===== TASK INPUT

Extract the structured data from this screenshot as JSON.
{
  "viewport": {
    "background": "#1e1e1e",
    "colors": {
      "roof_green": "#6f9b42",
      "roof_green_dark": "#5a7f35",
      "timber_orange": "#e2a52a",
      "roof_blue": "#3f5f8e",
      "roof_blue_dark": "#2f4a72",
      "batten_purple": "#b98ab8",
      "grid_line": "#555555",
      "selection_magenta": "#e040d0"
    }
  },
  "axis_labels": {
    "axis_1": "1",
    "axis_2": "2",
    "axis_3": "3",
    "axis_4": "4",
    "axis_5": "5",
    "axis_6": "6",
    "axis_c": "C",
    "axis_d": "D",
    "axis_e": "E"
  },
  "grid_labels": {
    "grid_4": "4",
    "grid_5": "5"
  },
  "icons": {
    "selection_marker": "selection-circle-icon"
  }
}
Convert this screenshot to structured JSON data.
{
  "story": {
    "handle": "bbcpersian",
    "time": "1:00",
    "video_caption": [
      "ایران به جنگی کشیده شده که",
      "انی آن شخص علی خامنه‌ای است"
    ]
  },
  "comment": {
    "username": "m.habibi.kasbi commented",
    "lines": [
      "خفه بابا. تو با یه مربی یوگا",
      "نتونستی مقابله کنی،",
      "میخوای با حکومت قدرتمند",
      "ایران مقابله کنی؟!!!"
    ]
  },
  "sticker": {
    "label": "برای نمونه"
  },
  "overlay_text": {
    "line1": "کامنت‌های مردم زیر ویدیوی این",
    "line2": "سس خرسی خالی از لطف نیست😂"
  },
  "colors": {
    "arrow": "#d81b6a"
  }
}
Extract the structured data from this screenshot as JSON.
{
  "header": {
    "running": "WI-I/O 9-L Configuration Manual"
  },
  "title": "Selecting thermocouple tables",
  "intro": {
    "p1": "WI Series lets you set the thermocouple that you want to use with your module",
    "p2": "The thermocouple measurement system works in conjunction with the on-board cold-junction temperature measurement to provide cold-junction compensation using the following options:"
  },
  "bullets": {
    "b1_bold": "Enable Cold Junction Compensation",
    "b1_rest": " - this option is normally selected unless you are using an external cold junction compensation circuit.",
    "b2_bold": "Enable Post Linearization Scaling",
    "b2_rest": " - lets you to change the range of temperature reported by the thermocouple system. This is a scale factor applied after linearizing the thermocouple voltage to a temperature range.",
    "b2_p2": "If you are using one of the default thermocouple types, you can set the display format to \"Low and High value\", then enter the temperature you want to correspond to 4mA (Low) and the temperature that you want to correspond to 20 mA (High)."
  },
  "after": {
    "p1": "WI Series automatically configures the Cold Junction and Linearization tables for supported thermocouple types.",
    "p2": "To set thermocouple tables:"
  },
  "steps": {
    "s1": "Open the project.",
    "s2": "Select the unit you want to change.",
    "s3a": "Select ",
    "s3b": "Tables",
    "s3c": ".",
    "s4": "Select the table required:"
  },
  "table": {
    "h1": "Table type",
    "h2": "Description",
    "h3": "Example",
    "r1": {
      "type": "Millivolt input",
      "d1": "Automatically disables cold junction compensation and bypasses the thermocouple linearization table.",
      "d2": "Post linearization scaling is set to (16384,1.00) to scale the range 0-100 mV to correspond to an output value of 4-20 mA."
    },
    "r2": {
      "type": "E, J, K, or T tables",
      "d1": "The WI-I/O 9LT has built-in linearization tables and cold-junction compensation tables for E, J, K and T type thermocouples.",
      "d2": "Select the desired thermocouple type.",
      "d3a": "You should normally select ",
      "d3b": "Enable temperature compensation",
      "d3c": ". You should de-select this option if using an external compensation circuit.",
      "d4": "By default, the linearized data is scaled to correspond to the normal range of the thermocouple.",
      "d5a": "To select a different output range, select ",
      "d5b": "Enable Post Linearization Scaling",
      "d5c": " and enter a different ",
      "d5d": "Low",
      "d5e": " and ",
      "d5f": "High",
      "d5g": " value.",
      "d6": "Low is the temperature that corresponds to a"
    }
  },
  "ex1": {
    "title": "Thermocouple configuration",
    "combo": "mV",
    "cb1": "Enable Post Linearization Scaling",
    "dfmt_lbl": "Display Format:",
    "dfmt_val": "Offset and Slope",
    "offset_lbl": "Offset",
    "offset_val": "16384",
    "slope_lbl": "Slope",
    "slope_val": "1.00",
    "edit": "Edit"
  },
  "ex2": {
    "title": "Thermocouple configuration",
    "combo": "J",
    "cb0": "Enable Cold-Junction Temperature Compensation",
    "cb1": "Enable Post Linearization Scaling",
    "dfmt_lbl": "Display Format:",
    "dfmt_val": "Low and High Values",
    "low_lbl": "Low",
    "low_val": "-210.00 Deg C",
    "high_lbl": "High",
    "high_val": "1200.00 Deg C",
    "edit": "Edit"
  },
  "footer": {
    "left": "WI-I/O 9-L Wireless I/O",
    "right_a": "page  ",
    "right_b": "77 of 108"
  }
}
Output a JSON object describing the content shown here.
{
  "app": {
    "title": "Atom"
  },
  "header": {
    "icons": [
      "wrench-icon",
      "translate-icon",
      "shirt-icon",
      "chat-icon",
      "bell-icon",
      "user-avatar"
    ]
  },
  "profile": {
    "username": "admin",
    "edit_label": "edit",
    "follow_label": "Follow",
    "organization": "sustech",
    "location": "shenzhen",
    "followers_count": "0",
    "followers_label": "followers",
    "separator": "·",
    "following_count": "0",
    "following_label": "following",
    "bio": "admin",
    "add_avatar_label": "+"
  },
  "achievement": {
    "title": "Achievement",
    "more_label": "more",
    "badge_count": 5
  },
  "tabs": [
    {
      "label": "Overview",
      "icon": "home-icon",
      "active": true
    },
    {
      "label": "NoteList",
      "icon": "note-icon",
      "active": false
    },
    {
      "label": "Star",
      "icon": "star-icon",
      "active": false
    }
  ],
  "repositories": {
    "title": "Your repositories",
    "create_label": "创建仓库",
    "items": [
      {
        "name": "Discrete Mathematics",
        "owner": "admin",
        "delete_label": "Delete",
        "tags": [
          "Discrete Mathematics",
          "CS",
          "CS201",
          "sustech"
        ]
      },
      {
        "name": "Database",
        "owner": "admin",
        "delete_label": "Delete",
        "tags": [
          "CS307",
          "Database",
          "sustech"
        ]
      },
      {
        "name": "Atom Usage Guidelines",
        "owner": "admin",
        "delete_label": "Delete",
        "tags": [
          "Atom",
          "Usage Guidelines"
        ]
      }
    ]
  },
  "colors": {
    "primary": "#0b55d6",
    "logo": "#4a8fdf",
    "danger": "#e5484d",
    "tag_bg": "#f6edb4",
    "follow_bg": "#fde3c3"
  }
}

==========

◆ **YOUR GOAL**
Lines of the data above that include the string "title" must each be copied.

◆ **COMPLETED EXERCISE**
  "title": "Selecting thermocouple tables",
    "title": "Thermocouple configuration",
    "title": "Thermocouple configuration",
    "title": "Atom"
    "title": "Achievement",
    "title": "Your repositories",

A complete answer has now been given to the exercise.